### WHAT THE TASK ASKS
Could each entry below be written out exactly, with every picture dropped?

═══

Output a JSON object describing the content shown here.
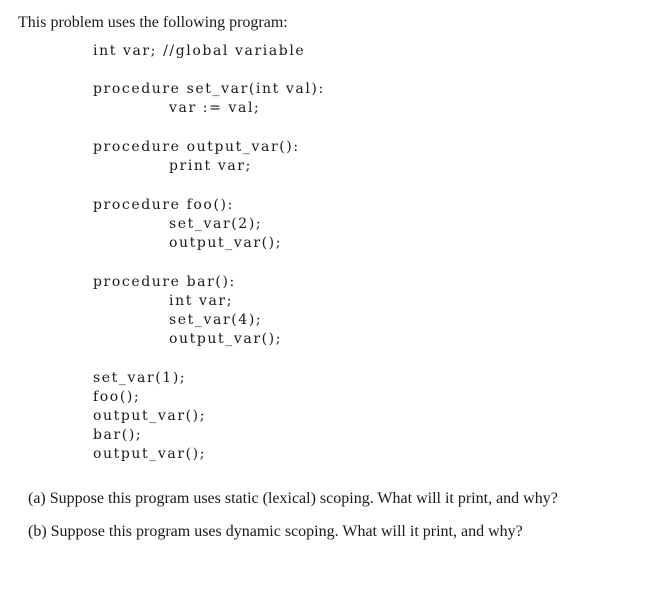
{
  "intro": "This problem uses the following program:",
  "code": {
    "global_decl": "int var; //global variable",
    "set_var": {
      "header": "procedure set_var(int val):",
      "body": [
        "var := val;"
      ]
    },
    "output_var": {
      "header": "procedure output_var():",
      "body": [
        "print var;"
      ]
    },
    "foo": {
      "header": "procedure foo():",
      "body": [
        "set_var(2);",
        "output_var();"
      ]
    },
    "bar": {
      "header": "procedure bar():",
      "body": [
        "int var;",
        "set_var(4);",
        "output_var();"
      ]
    },
    "main": [
      "set_var(1);",
      "foo();",
      "output_var();",
      "bar();",
      "output_var();"
    ]
  },
  "questions": [
    {
      "label": "(a)",
      "text": "Suppose this program uses static (lexical) scoping. What will it print, and why?"
    },
    {
      "label": "(b)",
      "text": "Suppose this program uses dynamic scoping. What will it print, and why?"
    }
  ]
}
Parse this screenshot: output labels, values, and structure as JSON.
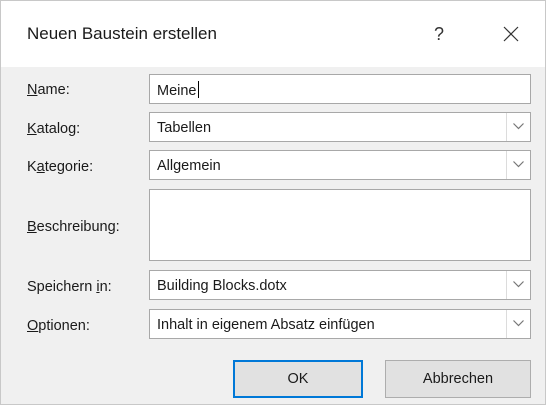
{
  "dialog": {
    "title": "Neuen Baustein erstellen",
    "help_label": "?",
    "close_icon": "close-icon"
  },
  "fields": {
    "name": {
      "label_key": "N",
      "label_rest": "ame:",
      "value": "Meine"
    },
    "katalog": {
      "label_key": "K",
      "label_rest": "atalog:",
      "value": "Tabellen"
    },
    "kategorie": {
      "label_pre": "K",
      "label_key": "a",
      "label_rest": "tegorie:",
      "value": "Allgemein"
    },
    "beschreibung": {
      "label_key": "B",
      "label_rest": "eschreibung:",
      "value": ""
    },
    "speichern": {
      "label_pre": "Speichern ",
      "label_key": "i",
      "label_rest": "n:",
      "value": "Building Blocks.dotx"
    },
    "optionen": {
      "label_key": "O",
      "label_rest": "ptionen:",
      "value": "Inhalt in eigenem Absatz einfügen"
    }
  },
  "buttons": {
    "ok": "OK",
    "cancel": "Abbrechen"
  },
  "colors": {
    "accent": "#0078d7",
    "dialog_bg": "#f0f0f0",
    "titlebar_bg": "#ffffff"
  }
}
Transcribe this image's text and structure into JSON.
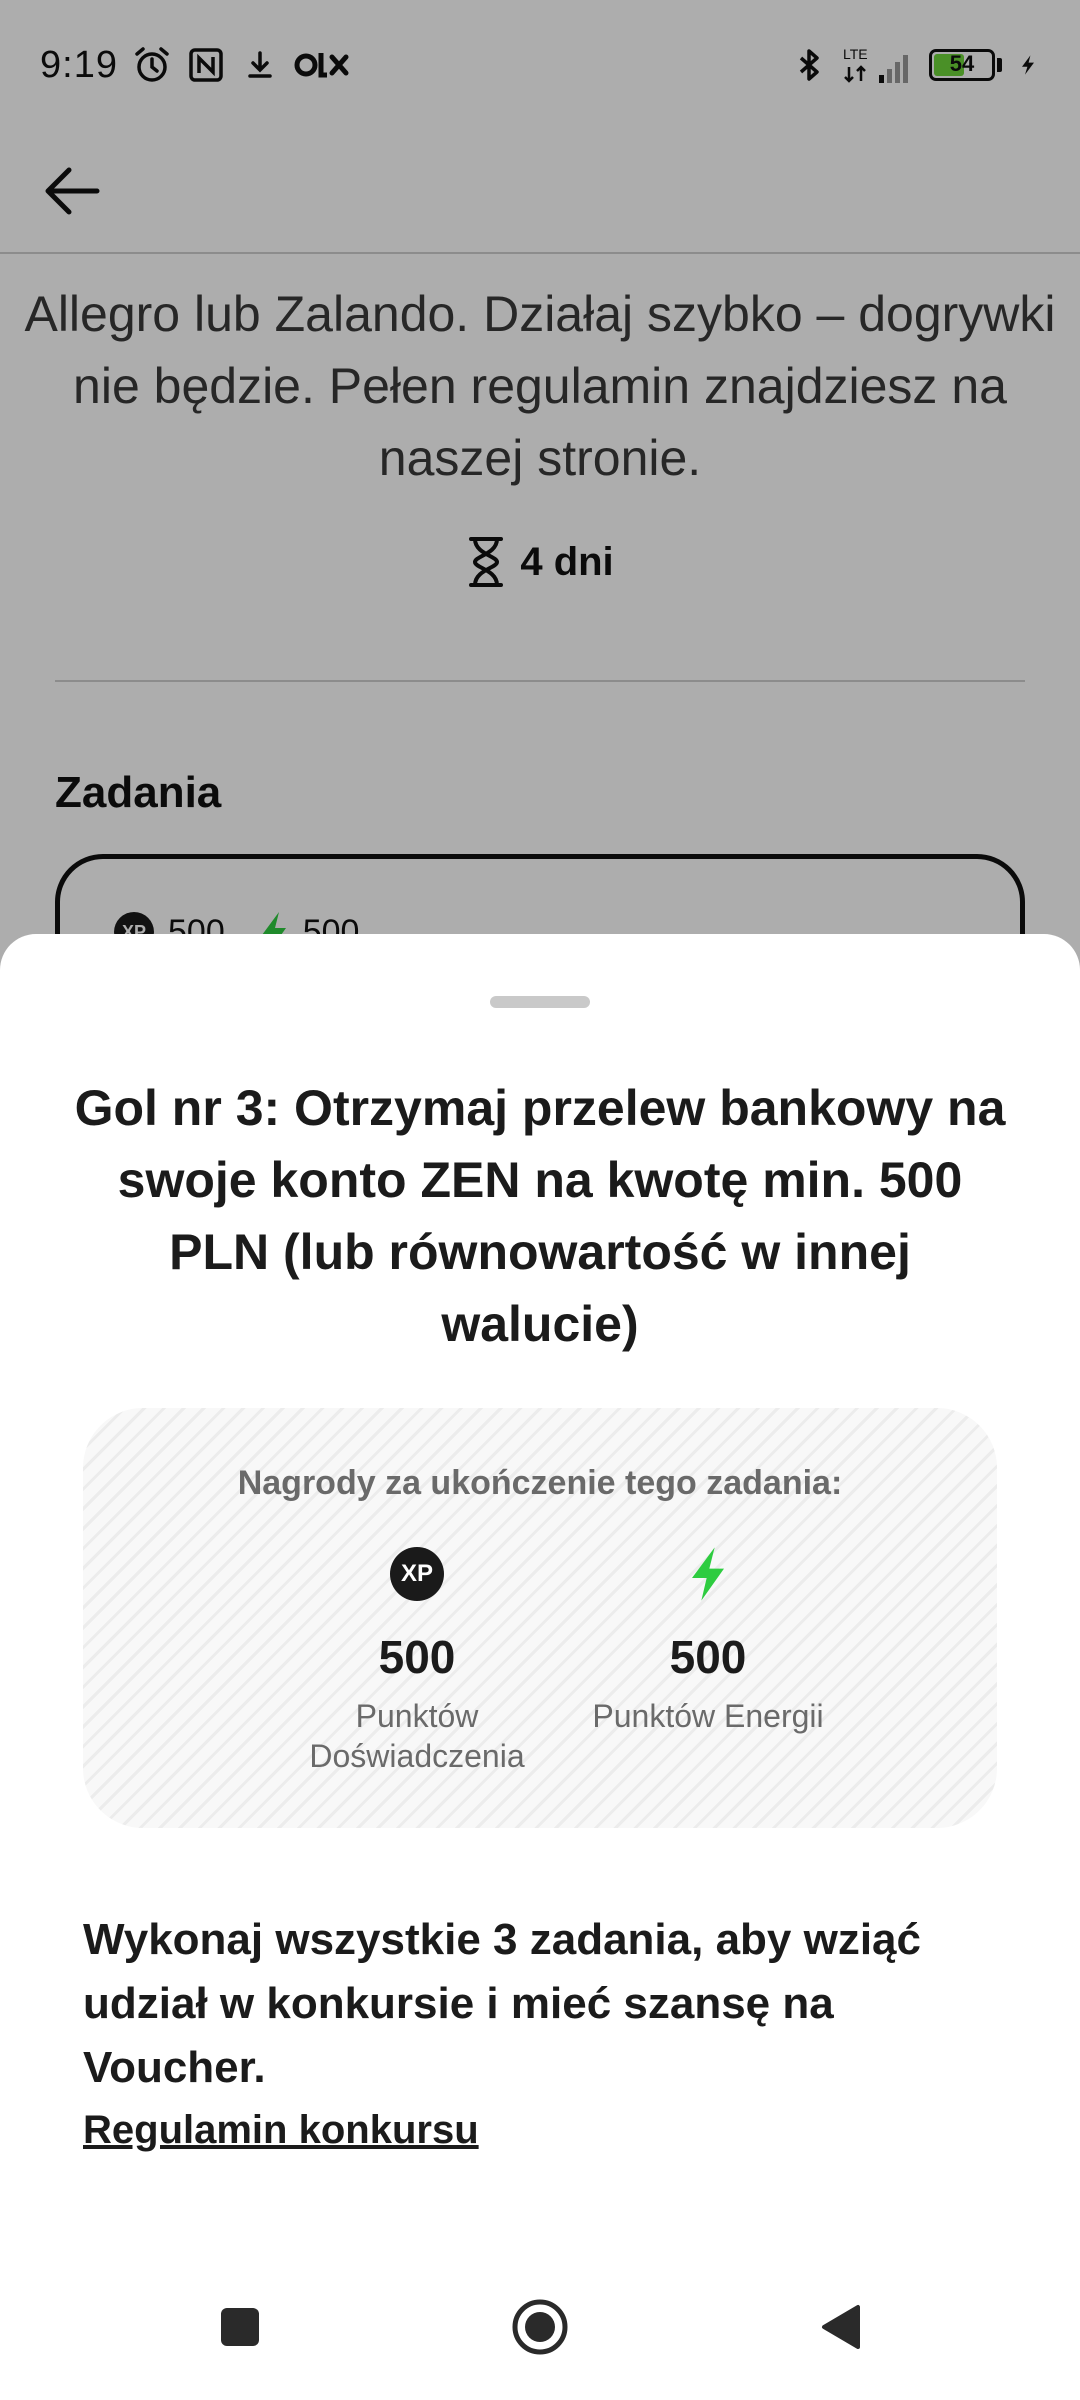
{
  "status_bar": {
    "time": "9:19",
    "network": "LTE",
    "battery_level": "54",
    "battery_fraction": 0.54,
    "icons": [
      "alarm-icon",
      "nfc-icon",
      "download-icon",
      "olx-app-icon",
      "bluetooth-icon",
      "lte-signal-icon",
      "battery-icon",
      "charging-icon"
    ]
  },
  "app_bar": {
    "back_icon": "arrow-left-icon"
  },
  "background": {
    "description": "Allegro lub Zalando. Działaj szybko – dogrywki nie będzie. Pełen regulamin znajdziesz na naszej stronie.",
    "duration": "4 dni",
    "section_title": "Zadania",
    "task_card": {
      "xp": "500",
      "energy": "500"
    }
  },
  "sheet": {
    "title": "Gol nr 3: Otrzymaj przelew bankowy na swoje konto ZEN na kwotę min. 500 PLN (lub równowartość w innej walucie)",
    "rewards": {
      "title": "Nagrody za ukończenie tego zadania:",
      "xp": {
        "badge": "XP",
        "value": "500",
        "label": "Punktów Doświadczenia"
      },
      "energy": {
        "value": "500",
        "label": "Punktów Energii"
      }
    },
    "info": "Wykonaj wszystkie 3 zadania, aby wziąć udział w konkursie i mieć szansę na Voucher.",
    "rules_link": "Regulamin konkursu"
  },
  "colors": {
    "energy_green": "#2ecc40",
    "text_dark": "#1b1b1b",
    "text_muted": "#6a6a6a",
    "battery_green": "#6dd53a"
  },
  "nav": {
    "icons": [
      "recents-square-icon",
      "home-circle-icon",
      "back-triangle-icon"
    ]
  }
}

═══

### EXERCISE RESULT
Output a JSON object describing the content shown here.
{
  "intro": "This problem uses the following program:",
  "code": {
    "global_decl": "int var; //global variable",
    "set_var": {
      "header": "procedure set_var(int val):",
      "body": [
        "var := val;"
      ]
    },
    "output_var": {
      "header": "procedure output_var():",
      "body": [
        "print var;"
      ]
    },
    "foo": {
      "header": "procedure foo():",
      "body": [
        "set_var(2);",
        "output_var();"
      ]
    },
    "bar": {
      "header": "procedure bar():",
      "body": [
        "int var;",
        "set_var(4);",
        "output_var();"
      ]
    },
    "main": [
      "set_var(1);",
      "foo();",
      "output_var();",
      "bar();",
      "output_var();"
    ]
  },
  "questions": [
    {
      "label": "(a)",
      "text": "Suppose this program uses static (lexical) scoping. What will it print, and why?"
    },
    {
      "label": "(b)",
      "text": "Suppose this program uses dynamic scoping. What will it print, and why?"
    }
  ]
}
Parse this screenshot: output labels, values, and structure as JSON.
{
  "dialog": {
    "title": "Neuen Baustein erstellen",
    "help_label": "?",
    "close_icon": "close-icon"
  },
  "fields": {
    "name": {
      "label_key": "N",
      "label_rest": "ame:",
      "value": "Meine"
    },
    "katalog": {
      "label_key": "K",
      "label_rest": "atalog:",
      "value": "Tabellen"
    },
    "kategorie": {
      "label_pre": "K",
      "label_key": "a",
      "label_rest": "tegorie:",
      "value": "Allgemein"
    },
    "beschreibung": {
      "label_key": "B",
      "label_rest": "eschreibung:",
      "value": ""
    },
    "speichern": {
      "label_pre": "Speichern ",
      "label_key": "i",
      "label_rest": "n:",
      "value": "Building Blocks.dotx"
    },
    "optionen": {
      "label_key": "O",
      "label_rest": "ptionen:",
      "value": "Inhalt in eigenem Absatz einfügen"
    }
  },
  "buttons": {
    "ok": "OK",
    "cancel": "Abbrechen"
  },
  "colors": {
    "accent": "#0078d7",
    "dialog_bg": "#f0f0f0",
    "titlebar_bg": "#ffffff"
  }
}
Transcribe this image's text and structure into JSON.
{
  "status_bar": {
    "time": "9:19",
    "network": "LTE",
    "battery_level": "54",
    "battery_fraction": 0.54,
    "icons": [
      "alarm-icon",
      "nfc-icon",
      "download-icon",
      "olx-app-icon",
      "bluetooth-icon",
      "lte-signal-icon",
      "battery-icon",
      "charging-icon"
    ]
  },
  "app_bar": {
    "back_icon": "arrow-left-icon"
  },
  "background": {
    "description": "Allegro lub Zalando. Działaj szybko – dogrywki nie będzie. Pełen regulamin znajdziesz na naszej stronie.",
    "duration": "4 dni",
    "section_title": "Zadania",
    "task_card": {
      "xp": "500",
      "energy": "500"
    }
  },
  "sheet": {
    "title": "Gol nr 3: Otrzymaj przelew bankowy na swoje konto ZEN na kwotę min. 500 PLN (lub równowartość w innej walucie)",
    "rewards": {
      "title": "Nagrody za ukończenie tego zadania:",
      "xp": {
        "badge": "XP",
        "value": "500",
        "label": "Punktów Doświadczenia"
      },
      "energy": {
        "value": "500",
        "label": "Punktów Energii"
      }
    },
    "info": "Wykonaj wszystkie 3 zadania, aby wziąć udział w konkursie i mieć szansę na Voucher.",
    "rules_link": "Regulamin konkursu"
  },
  "colors": {
    "energy_green": "#2ecc40",
    "text_dark": "#1b1b1b",
    "text_muted": "#6a6a6a",
    "battery_green": "#6dd53a"
  },
  "nav": {
    "icons": [
      "recents-square-icon",
      "home-circle-icon",
      "back-triangle-icon"
    ]
  }
}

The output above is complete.